# Problem details
Look through the listing below for the word "Management" and copy every line where it occurs.

*** Data listing ***

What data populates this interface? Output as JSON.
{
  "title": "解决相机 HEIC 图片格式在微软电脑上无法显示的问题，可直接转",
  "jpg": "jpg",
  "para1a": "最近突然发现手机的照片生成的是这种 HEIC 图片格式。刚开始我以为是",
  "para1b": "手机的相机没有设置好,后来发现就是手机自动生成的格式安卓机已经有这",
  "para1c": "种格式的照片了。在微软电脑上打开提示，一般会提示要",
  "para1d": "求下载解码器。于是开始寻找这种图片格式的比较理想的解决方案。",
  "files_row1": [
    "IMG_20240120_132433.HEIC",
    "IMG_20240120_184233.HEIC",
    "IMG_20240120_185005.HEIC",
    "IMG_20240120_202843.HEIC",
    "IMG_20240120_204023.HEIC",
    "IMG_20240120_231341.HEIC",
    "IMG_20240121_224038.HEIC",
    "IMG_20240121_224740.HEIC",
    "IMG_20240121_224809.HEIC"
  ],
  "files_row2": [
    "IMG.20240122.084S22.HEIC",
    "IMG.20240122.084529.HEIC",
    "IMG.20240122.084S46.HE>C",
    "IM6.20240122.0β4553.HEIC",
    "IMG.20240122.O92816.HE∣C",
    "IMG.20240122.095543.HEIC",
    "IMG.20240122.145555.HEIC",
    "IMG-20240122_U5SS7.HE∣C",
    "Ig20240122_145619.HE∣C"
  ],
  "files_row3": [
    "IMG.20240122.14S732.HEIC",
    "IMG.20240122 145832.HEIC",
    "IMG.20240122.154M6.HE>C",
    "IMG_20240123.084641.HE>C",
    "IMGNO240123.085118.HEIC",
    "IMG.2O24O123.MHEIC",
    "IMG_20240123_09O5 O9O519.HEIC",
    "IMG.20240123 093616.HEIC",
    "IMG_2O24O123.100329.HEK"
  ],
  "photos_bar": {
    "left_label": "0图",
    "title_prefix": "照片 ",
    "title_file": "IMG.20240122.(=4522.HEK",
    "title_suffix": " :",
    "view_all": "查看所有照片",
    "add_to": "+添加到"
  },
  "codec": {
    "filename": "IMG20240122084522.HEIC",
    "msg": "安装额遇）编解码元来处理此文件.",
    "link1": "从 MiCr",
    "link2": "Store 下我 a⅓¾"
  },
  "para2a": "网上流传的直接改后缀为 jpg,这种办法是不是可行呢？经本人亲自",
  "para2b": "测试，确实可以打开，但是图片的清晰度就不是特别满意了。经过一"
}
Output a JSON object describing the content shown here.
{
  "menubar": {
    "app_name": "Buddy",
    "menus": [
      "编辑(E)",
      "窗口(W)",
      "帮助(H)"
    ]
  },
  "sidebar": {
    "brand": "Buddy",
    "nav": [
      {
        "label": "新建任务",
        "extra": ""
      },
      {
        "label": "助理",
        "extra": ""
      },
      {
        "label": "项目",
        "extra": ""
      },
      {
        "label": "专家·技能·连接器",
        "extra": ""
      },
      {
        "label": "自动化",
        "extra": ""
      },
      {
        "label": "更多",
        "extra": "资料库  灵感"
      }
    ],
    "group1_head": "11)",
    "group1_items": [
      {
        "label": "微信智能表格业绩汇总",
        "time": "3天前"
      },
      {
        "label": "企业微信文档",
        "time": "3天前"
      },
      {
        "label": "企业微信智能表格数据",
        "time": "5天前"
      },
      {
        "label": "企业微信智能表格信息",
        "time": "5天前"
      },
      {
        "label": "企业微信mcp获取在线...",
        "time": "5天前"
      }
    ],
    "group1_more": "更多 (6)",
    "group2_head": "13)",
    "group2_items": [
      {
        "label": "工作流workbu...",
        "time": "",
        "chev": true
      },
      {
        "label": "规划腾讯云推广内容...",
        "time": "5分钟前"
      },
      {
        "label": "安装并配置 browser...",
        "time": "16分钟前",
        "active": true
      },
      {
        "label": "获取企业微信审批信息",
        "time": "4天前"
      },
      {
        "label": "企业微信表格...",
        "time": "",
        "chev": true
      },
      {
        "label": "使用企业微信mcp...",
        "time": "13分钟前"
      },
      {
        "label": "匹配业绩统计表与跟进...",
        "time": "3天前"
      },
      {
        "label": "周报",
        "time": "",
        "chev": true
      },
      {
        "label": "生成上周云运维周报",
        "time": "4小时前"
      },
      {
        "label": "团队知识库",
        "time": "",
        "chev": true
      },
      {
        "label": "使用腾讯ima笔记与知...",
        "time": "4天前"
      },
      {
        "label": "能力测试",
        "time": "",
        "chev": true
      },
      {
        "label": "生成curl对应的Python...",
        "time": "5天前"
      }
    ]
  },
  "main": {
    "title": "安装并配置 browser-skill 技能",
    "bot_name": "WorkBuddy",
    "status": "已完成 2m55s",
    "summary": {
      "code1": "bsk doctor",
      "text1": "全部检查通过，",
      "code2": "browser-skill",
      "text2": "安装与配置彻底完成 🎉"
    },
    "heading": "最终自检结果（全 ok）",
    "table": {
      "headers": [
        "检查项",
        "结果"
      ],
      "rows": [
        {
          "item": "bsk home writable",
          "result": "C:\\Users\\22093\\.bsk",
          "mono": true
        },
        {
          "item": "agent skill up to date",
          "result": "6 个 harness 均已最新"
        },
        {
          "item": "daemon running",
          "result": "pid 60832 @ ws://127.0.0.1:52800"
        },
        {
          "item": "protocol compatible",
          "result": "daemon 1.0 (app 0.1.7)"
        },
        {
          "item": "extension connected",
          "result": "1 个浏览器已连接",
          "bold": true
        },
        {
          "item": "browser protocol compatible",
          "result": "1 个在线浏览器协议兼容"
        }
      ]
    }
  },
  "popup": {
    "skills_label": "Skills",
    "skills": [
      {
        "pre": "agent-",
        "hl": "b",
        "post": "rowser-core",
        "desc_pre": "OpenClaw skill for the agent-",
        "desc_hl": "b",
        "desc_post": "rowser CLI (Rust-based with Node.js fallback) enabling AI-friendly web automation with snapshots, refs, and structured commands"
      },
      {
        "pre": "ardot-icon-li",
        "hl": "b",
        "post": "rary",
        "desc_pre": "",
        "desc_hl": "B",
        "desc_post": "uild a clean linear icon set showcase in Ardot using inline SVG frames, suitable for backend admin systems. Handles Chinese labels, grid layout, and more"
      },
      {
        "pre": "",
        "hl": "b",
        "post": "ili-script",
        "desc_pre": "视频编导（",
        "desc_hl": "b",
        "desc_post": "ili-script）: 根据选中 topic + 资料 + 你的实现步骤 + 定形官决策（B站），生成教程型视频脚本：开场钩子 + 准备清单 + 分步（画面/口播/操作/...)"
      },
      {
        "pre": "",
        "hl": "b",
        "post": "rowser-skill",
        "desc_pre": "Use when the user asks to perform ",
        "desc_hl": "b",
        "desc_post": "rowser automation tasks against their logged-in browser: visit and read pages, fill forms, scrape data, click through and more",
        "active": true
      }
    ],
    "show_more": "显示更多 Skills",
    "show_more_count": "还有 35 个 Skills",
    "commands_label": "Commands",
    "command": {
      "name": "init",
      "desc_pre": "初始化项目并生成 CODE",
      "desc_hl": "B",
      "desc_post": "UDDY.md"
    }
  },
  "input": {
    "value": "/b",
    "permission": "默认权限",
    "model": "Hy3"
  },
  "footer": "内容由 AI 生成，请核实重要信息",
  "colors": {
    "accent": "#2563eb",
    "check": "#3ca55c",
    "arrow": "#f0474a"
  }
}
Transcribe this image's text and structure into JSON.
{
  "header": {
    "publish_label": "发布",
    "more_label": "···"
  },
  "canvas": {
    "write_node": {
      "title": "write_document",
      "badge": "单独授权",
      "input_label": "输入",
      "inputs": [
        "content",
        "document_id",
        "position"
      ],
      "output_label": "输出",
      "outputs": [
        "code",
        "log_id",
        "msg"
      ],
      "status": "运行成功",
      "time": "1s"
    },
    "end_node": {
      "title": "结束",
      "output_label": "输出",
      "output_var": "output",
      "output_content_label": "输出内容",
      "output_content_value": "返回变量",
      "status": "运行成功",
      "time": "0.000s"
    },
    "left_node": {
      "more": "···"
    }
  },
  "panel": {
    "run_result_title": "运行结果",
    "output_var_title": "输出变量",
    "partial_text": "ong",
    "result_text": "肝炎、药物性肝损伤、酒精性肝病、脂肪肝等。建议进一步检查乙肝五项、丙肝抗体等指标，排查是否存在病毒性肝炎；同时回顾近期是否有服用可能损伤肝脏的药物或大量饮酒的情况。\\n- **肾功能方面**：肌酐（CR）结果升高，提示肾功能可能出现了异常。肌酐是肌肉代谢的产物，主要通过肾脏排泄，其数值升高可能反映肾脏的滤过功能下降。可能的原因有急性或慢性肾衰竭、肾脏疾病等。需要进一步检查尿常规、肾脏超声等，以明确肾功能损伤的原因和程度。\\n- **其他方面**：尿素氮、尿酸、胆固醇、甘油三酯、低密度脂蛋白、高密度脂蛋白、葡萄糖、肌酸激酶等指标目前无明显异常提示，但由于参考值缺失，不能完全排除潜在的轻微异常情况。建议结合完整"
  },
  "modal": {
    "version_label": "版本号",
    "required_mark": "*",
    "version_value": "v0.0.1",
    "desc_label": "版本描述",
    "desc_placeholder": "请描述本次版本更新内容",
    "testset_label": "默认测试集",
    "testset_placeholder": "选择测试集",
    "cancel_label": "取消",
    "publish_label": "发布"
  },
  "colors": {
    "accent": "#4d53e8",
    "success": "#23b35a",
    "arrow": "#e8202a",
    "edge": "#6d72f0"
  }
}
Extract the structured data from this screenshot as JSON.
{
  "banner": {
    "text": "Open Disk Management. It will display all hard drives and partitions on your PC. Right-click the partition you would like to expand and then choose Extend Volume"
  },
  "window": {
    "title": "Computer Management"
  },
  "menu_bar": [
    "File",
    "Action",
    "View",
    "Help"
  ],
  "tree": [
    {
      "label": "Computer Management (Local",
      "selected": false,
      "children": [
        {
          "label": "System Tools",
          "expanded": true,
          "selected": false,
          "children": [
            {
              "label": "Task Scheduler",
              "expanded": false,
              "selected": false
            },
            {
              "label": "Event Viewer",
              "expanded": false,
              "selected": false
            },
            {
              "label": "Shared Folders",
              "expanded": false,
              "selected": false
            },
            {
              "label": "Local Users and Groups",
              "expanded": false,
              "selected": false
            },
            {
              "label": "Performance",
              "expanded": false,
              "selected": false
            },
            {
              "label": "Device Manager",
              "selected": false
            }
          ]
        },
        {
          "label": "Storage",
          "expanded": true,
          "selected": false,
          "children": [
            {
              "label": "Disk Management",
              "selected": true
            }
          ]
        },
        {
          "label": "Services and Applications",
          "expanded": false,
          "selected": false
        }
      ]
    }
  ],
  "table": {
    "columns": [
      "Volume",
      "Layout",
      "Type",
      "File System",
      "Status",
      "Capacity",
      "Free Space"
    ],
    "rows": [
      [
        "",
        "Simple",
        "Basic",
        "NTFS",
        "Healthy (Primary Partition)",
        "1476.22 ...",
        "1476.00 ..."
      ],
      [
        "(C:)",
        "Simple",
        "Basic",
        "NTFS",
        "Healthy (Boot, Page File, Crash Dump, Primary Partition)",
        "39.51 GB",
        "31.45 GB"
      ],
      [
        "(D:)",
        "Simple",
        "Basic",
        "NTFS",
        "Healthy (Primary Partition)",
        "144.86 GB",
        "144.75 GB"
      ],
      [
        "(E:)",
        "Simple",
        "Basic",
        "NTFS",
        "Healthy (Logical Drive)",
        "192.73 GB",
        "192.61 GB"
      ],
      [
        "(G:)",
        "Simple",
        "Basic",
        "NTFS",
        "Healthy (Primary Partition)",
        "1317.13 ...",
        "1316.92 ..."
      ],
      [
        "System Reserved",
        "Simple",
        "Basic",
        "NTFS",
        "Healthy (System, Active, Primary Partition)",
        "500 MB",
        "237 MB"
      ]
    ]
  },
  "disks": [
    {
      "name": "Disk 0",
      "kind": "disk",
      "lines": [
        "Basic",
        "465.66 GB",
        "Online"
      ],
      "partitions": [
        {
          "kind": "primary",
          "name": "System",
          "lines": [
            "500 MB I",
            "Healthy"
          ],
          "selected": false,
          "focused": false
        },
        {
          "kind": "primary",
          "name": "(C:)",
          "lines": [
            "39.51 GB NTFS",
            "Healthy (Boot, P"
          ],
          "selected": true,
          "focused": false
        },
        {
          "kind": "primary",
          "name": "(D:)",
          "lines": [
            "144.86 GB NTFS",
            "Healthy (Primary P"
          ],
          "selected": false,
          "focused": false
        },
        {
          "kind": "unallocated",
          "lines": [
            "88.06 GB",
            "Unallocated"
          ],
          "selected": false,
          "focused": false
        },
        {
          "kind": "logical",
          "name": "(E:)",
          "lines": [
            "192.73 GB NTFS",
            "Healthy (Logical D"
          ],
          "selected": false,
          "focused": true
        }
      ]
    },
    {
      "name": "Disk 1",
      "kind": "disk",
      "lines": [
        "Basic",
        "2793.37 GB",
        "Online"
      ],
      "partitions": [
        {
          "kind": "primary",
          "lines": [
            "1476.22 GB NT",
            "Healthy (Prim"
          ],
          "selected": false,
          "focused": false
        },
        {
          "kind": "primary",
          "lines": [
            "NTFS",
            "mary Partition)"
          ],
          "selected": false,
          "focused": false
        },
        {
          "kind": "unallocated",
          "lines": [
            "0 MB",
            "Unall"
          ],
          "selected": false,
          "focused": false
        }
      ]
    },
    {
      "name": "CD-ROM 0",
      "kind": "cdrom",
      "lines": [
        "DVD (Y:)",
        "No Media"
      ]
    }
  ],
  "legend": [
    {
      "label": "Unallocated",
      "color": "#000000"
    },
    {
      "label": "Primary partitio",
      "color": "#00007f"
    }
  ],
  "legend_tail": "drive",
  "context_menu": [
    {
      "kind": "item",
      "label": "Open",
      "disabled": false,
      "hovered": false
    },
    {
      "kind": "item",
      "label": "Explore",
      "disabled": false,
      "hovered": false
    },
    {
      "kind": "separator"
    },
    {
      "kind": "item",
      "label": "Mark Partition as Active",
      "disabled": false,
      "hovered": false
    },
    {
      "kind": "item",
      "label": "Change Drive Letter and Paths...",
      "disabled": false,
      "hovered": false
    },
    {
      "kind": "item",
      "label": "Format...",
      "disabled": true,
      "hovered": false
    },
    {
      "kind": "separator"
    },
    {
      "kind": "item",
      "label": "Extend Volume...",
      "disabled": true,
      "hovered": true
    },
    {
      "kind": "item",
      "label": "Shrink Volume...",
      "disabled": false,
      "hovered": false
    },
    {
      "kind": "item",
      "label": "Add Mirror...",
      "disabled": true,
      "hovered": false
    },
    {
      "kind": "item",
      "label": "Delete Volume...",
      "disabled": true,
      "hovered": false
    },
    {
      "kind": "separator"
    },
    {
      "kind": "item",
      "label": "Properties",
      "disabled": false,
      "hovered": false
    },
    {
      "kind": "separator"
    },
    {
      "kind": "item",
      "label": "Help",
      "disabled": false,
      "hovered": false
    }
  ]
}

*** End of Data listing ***

# Solution for this exercise
    "text": "Open Disk Management. It will display all hard drives and partitions on your PC. Right-click the partition you would like to expand and then choose Extend Volume"
    "title": "Computer Management"
      "label": "Computer Management (Local",
              "label": "Disk Management",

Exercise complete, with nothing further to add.